Perceptions of the situation in Darfur vary among Council members. Several members express concern at the humanitarian and security crisis in Darfur, the attacks on civilians and the violations of the arms embargo. Among these members, the P3 and other Western countries in particular are highly critical of Sudan for human rights abuses, lack of compliance with the arms embargo and aerial bombardments. China and Russia, on the other hand, tend to have a more sympathetic view of Sudan. They believe that international actors should forgive Sudan’s external debt so that it can more effectively address under-development in Darfur, which they argue is exacerbating the conflict.

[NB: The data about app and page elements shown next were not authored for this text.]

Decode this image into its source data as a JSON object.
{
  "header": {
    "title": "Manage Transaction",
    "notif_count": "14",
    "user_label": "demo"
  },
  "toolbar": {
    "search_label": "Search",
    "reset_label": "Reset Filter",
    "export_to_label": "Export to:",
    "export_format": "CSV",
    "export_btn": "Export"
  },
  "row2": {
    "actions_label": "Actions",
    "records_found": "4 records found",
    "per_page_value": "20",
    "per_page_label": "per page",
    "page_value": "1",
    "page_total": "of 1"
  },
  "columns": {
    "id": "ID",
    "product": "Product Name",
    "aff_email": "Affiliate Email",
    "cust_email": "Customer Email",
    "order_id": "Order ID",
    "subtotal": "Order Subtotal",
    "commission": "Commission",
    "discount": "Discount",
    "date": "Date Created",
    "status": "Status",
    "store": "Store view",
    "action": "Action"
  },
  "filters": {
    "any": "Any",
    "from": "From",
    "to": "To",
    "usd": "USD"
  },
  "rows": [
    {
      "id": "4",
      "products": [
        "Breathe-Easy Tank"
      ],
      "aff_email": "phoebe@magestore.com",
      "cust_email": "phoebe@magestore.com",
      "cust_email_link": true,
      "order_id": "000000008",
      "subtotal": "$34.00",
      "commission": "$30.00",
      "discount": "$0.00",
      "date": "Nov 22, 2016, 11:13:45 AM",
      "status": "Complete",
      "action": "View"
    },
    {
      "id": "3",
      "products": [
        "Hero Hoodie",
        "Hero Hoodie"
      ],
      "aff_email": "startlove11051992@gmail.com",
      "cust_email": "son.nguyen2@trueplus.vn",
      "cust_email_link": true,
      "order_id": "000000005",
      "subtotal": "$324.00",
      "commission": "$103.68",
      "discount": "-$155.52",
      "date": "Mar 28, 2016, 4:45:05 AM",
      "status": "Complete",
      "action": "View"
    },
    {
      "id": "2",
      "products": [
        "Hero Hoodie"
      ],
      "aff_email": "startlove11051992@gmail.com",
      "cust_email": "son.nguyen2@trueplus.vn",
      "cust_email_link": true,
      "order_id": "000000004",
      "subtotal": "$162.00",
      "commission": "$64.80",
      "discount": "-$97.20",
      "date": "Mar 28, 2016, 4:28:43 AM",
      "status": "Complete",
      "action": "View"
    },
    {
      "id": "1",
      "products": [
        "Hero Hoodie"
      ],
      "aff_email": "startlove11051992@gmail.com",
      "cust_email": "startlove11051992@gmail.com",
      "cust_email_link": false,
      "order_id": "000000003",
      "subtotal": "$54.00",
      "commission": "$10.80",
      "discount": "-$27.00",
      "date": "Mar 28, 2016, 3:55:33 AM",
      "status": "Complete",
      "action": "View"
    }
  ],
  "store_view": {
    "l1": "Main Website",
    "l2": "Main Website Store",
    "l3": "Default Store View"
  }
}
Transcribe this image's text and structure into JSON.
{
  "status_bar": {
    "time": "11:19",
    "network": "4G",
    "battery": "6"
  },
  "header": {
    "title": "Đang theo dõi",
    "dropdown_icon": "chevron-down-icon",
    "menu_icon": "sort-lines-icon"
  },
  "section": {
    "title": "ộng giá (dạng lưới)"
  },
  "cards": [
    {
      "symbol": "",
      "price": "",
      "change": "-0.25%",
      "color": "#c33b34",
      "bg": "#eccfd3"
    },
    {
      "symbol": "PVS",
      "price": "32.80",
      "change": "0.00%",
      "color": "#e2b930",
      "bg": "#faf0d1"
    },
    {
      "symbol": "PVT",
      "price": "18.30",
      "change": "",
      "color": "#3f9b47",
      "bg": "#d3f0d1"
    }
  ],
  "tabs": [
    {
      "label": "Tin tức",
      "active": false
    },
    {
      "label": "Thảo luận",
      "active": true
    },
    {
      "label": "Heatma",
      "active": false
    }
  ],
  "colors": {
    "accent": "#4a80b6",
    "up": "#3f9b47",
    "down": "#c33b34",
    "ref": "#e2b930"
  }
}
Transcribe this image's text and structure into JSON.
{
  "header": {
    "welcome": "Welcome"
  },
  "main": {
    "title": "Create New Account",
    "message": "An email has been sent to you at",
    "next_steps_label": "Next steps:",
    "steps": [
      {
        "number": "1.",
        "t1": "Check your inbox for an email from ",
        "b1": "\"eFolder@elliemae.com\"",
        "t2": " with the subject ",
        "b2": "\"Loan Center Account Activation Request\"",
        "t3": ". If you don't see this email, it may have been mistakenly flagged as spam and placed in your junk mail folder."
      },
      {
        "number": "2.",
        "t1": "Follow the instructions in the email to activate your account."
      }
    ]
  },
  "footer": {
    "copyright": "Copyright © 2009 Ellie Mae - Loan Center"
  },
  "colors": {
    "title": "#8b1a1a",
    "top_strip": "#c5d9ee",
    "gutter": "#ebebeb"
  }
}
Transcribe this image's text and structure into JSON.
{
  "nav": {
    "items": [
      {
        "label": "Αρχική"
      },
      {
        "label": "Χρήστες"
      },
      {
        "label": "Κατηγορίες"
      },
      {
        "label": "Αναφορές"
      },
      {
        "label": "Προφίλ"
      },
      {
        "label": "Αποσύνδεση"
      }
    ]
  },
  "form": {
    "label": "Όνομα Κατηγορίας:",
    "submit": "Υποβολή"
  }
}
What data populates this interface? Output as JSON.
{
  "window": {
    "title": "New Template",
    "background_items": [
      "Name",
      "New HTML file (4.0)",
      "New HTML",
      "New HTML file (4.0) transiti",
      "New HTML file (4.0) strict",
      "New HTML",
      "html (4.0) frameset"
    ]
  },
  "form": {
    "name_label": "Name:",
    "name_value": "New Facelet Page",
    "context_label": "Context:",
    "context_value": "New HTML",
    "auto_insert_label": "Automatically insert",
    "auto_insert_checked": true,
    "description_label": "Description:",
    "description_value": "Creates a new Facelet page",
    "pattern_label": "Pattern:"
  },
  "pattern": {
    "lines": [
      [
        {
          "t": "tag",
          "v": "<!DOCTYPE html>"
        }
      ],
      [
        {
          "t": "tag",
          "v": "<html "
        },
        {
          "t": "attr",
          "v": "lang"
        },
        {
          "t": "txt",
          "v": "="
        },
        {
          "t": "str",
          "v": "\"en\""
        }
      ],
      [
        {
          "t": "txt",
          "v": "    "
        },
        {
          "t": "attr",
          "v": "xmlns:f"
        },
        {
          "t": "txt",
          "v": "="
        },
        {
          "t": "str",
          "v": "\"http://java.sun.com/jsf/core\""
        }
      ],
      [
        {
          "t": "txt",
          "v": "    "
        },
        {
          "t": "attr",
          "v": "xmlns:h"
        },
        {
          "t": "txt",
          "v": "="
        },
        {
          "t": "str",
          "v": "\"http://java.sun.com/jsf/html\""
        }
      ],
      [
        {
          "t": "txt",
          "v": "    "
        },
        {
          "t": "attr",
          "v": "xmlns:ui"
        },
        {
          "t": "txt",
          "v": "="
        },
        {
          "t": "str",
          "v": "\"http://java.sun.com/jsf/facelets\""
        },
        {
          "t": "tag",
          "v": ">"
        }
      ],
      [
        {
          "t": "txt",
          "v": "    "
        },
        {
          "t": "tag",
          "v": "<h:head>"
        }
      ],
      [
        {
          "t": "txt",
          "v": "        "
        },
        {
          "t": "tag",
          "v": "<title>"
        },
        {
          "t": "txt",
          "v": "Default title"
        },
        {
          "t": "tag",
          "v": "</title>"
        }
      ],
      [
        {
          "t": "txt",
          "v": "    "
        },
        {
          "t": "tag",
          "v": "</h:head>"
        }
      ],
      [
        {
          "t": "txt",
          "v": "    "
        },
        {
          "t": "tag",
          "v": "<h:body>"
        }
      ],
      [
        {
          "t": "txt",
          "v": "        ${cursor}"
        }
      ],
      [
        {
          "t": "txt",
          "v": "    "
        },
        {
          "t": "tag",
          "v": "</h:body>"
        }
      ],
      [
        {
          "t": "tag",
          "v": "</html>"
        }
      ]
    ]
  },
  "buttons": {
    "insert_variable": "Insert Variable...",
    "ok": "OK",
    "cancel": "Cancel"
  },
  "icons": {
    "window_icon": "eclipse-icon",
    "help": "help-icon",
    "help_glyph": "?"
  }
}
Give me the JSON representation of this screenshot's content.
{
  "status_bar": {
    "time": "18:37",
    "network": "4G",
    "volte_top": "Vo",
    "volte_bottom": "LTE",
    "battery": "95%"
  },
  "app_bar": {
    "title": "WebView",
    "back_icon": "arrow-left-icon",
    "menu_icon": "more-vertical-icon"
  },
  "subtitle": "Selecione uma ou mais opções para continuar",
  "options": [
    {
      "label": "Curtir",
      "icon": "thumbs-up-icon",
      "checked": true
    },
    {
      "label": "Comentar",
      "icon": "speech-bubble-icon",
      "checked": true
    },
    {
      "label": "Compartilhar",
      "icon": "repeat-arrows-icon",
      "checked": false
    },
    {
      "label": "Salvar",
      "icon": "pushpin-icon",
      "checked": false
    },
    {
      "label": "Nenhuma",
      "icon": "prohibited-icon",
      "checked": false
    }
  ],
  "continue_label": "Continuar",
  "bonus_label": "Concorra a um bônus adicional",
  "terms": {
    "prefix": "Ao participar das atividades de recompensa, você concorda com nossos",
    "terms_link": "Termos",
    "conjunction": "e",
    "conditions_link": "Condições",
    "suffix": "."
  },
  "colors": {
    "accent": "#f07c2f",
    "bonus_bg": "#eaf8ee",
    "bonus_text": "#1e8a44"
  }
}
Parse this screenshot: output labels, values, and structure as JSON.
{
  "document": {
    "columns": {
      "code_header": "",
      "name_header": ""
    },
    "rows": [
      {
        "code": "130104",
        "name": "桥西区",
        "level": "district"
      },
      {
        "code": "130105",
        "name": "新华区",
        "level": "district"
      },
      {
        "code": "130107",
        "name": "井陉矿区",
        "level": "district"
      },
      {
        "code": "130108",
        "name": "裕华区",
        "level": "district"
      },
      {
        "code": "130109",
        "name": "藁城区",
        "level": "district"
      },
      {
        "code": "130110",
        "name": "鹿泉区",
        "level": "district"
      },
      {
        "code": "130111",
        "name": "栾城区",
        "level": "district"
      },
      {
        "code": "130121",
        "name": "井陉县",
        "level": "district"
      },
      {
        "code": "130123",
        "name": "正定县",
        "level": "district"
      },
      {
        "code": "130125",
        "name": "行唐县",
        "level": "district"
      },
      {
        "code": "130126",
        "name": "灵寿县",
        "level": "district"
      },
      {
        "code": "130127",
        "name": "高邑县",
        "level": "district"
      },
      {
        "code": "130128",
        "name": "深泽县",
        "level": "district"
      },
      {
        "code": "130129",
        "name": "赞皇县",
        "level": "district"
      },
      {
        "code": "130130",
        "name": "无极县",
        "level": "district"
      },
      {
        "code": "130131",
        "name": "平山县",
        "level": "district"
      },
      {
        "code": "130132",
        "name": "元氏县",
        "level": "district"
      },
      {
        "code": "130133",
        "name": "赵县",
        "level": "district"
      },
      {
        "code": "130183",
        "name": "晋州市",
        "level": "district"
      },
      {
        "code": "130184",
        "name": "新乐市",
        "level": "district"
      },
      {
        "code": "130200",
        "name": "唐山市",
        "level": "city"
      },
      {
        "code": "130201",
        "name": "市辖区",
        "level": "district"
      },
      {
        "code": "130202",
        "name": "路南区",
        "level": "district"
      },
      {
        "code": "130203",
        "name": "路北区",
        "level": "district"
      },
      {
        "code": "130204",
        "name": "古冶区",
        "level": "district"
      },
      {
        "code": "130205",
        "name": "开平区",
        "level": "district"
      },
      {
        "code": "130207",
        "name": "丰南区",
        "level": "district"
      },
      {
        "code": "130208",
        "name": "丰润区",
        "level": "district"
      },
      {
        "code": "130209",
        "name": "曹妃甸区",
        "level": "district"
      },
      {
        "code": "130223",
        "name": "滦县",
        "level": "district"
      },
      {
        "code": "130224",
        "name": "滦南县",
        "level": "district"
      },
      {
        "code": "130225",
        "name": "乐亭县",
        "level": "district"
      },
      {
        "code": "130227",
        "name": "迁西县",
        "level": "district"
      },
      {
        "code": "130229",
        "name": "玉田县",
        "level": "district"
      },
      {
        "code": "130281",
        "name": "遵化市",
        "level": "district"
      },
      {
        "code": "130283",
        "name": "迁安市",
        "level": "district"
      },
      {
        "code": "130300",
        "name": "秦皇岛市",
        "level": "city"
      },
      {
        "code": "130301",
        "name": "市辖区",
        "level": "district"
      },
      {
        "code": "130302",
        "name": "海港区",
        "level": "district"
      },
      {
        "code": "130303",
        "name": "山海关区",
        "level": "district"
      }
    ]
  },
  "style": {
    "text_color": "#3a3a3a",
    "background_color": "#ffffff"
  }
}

In March, the UK, the penholder on Darfur, attempted unsuccessfully to get agreement on a draft presidential statement to welcome the special report on the implementation of UNAMID’s strategic review. The initial draft statement painted a dire picture of the security situation in Darfur and its impact on civilians. The draft noted that, given the challenges on the ground, an exit strategy for Darfur should take into consideration benchmarks outlined in past Secretary-General’s reports. The necessary consensus could not be achieved to adopt the statement. In large part this was because Russia wanted a text that did not link the exit strategy to benchmarks and that did not highlight the deteriorating security situation. Instead, Russia would have preferred a more technical text that did not place caveats on the exit strategy and welcomed what it believes is progress in the implementation of the Doha Document for Peace in Darfur. By early April, efforts to reach consensus had failed and the initiative seemed to be abandoned.
|Security Council Resolutions|
|12 February 2015 S/RES/2200||This resolution renewed the mandate of the Panel of Experts.|
|27 August 2014 S/RES/2173||This was a resolution renewing the mandate of UNAMID for 10 months.|
|6 March 2015 S/2015/163||This was the special report on the implementation of UNAMID’s strategic review.|
|26 February 2015 S/2015/141||This was the report of the Secretary-General on UNAMID.|
|Security Council Meeting Records|
|17 March 2015 S/PV.7405||This was a briefing by Under-Secretary-General for Peacekeeping Operations, Hervé Ladsous, on the most recent UNAMID report.|
|24 November 2014 S/PV.7320||This was the quarterly briefing on the work of the 1591 Sudan Sanctions Committee.|
|Sanctions Committee Documents|
|19 January 2015 S/2015/31||This was the final report of the 1591 Sudan Sanctions Committee’s Panel of Experts.|